--- MATERIAL TO PROCESS ---
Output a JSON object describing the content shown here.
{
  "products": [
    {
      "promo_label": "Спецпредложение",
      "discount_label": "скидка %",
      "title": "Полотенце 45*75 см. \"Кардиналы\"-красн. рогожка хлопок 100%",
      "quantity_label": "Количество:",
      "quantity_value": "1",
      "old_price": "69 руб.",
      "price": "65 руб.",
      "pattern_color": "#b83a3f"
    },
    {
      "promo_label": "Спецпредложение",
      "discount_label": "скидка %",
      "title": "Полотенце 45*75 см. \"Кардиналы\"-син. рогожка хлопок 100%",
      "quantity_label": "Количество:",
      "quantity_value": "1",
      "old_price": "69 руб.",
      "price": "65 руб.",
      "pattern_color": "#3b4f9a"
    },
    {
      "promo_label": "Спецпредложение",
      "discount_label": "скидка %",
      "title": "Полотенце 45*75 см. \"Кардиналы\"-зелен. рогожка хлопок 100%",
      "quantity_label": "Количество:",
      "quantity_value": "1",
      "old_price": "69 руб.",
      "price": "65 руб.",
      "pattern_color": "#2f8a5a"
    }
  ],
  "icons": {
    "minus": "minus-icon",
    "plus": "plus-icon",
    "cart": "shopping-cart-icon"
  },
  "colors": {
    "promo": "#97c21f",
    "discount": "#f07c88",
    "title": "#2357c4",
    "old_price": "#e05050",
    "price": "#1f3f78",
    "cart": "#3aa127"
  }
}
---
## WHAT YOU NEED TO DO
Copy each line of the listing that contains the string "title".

## RESPONSE TO THIS EXERCISE
      "title": "Полотенце 45*75 см. \"Кардиналы\"-красн. рогожка хлопок 100%",
      "title": "Полотенце 45*75 см. \"Кардиналы\"-син. рогожка хлопок 100%",
      "title": "Полотенце 45*75 см. \"Кардиналы\"-зелен. рогожка хлопок 100%",
    "title": "#2357c4",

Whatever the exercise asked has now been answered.